So this is that song, and that outro. It, too, was recorded in London with Rises. It’s not as good as the version we played that night (what could be?), and the mixing of it was perhaps a little undermined by certain excesses, but that’s just how we rolled, motherfuckers! ;)
So I thought I might upload some old stuff that we recorded, and then I thought that I’d write about each one, seeing as I’m not really making full use of this blog right now!
We were a band called Dustfly, based in Blackburn, and maybe the story will unfold as I upload stuff.
This song was written towards the end of the band’s life, and is one of my favourites. It was written to a loop of recorded conversation from a William Burroughs CD, and evolved from a kind of trip-hop electronica style of thing to the rock masterpiece you have before you (figuratively speaking). I have some of the old files that document its evolution & I might put them up one day, if I’m ever bored enough that that seems diverting.
We recorded this with a band called Rises in London (Homerton). We were the guinea pigs for their startup label, and we recorded three tunes there on their 32 track reel to reel. The studio was a room in their rented terrace house. We recorded in there, and slept in there on inflated mattresses, for about 4 days or so.
This was easily the best recording of the three. I’ll put the others up sometime, as they are an excellent demonstration of what funghi can contribute to the recording process, but I thought I’d start with one of our more listenable efforts! ;)

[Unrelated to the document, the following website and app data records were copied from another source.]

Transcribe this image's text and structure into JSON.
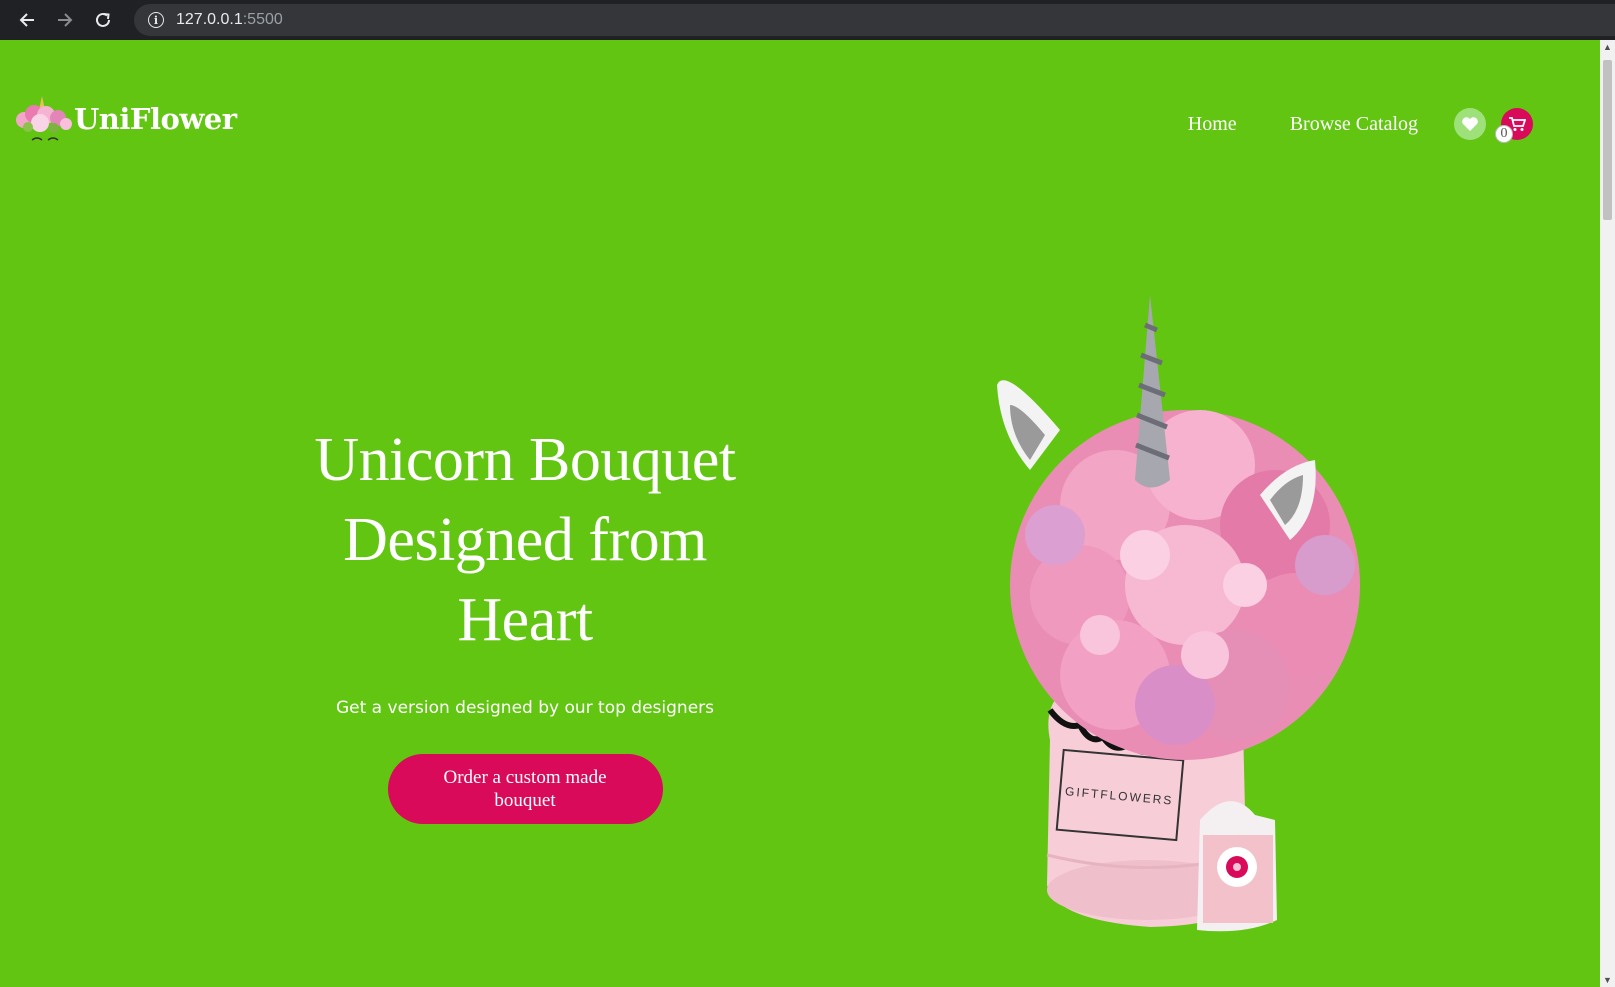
{
  "browser": {
    "back_icon": "arrow-left-icon",
    "forward_icon": "arrow-right-icon",
    "reload_icon": "reload-icon",
    "info_icon": "info-icon",
    "url_host": "127.0.0.1",
    "url_port": ":5500"
  },
  "header": {
    "logo_text": "UniFlower",
    "nav": [
      {
        "label": "Home"
      },
      {
        "label": "Browse Catalog"
      }
    ],
    "wishlist_icon": "heart-icon",
    "cart_icon": "cart-icon",
    "cart_count": "0"
  },
  "hero": {
    "title_line1": "Unicorn Bouquet",
    "title_line2": "Designed from",
    "title_line3": "Heart",
    "subtitle": "Get a version designed by our top designers",
    "cta_label": "Order a custom made bouquet",
    "image_label": "GIFTFLOWERS"
  },
  "colors": {
    "background": "#62c512",
    "accent": "#d90a5a",
    "wishlist_bg": "#9ee07a"
  }
}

So this was us, in London, before the psychosis kicked in, more years ago than I care to remember!